Flea Hot Spot, Internet Hot Spot: New research finds that the risk of infection from fleas is greater in Internet hotspots than in Internet hot spots
Apple and other online retailers have been trying to convince people that online shopping is safer and more secure.
A new study published by the American Academy of Pediatrics and the American Medical Association (AMA) shows that the risks of infection are higher in the Internet hotspot and in hot spots.
In the Internet hot spot category, the odds of getting infected with the Flea are more than five times higher than in the other two categories.
But that difference is still small, according to the study, which is based on a survey of about 7,000 people who use the websites of about 1,000 U.S. retailers.
“The vast majority of Americans are using their phones, tablets, and computers in their homes, and the majority of people are not using their computers to purchase,” said Dr. Andrew Kolodny, a pediatrician at the University of Washington in Seattle who was not involved in the study.
“So, it’s possible that there are some sites that are more vulnerable than others to this problem.”
In the other hot spot categories, the chances of getting the disease are less than one-tenth that of in the others.
The risk of getting fleas from a flea infestation is also less than 1 in a million.
And, in the case of a hot spot infection, it is also not as prevalent.
The study, published online this week in the journal Pediatrics, compared the risk for getting flea bites in the two categories, with a control group of people who had no flea exposure.
Researchers also compared the rates of infection among people who were not infected with fleas with those who had gotten the disease.
“There’s no reason to think that people who are not infected are any more at risk,” said study co-author Dr. Joseph C. DiMartino, an associate professor of pediatrics at the Johns Hopkins University School of Medicine.
“They’re just not more likely to be infected.”

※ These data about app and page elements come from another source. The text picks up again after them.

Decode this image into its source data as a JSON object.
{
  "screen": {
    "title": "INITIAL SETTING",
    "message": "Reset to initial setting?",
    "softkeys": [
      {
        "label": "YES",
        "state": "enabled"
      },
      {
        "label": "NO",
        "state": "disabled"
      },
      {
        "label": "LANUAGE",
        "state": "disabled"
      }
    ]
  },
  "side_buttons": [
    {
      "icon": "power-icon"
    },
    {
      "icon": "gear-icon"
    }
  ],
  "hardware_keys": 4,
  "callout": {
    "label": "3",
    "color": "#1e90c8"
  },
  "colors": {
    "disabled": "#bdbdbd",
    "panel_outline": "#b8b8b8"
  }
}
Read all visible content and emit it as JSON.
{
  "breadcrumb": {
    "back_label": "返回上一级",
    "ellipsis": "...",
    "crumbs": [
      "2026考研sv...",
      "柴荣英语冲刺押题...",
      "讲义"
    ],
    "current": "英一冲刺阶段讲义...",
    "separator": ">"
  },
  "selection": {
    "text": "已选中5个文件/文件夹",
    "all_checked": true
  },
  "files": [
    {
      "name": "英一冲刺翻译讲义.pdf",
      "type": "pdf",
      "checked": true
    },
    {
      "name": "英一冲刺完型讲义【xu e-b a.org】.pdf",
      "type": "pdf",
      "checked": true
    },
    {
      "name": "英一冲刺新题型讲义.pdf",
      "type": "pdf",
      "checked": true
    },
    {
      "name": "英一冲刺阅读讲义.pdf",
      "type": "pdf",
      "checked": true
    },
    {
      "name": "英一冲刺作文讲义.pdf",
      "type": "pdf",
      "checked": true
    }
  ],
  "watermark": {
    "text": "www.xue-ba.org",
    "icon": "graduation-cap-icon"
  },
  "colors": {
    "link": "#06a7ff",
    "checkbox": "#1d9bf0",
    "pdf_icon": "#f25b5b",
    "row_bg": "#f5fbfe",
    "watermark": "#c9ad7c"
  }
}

The study also found that the probability of getting a cold or sore throat after an Internet hotspot visit was also lower in Internet sites than in other sites.
The authors did not provide any information on whether people who visited a hotspot site were more likely than those who visited the other sites to get a cold.
The American Academy in 2015 recommended that consumers avoid Internet-connected products that contain fleas.
However, the AAP did not recommend making flea products a primary focus of prevention efforts.
For instance, some experts say the risk from flea-infected products can be minimized by using a disposable, disposable toothbrush.
Other experts say a toothbrush with a removable bristles, such as those made by DeQuai, might be a better option for a fleas-free environment.
“In some cases, there’s not a lot of evidence to suggest that using disposable toothbrushes is a better choice than using a disinfectant or other safe product that is more sensitive to the fleas,” Dr. Di Martino said.
The AAP also said in 2015 that people should be cautious about washing their hands after using products that include fleas, including toothpaste, hand sanitizer, soap, shampoo, and hand sanitizing wipes.
The FDA said it was working with retailers to make it easier for consumers to identify the products that may be contaminated with flea larvae.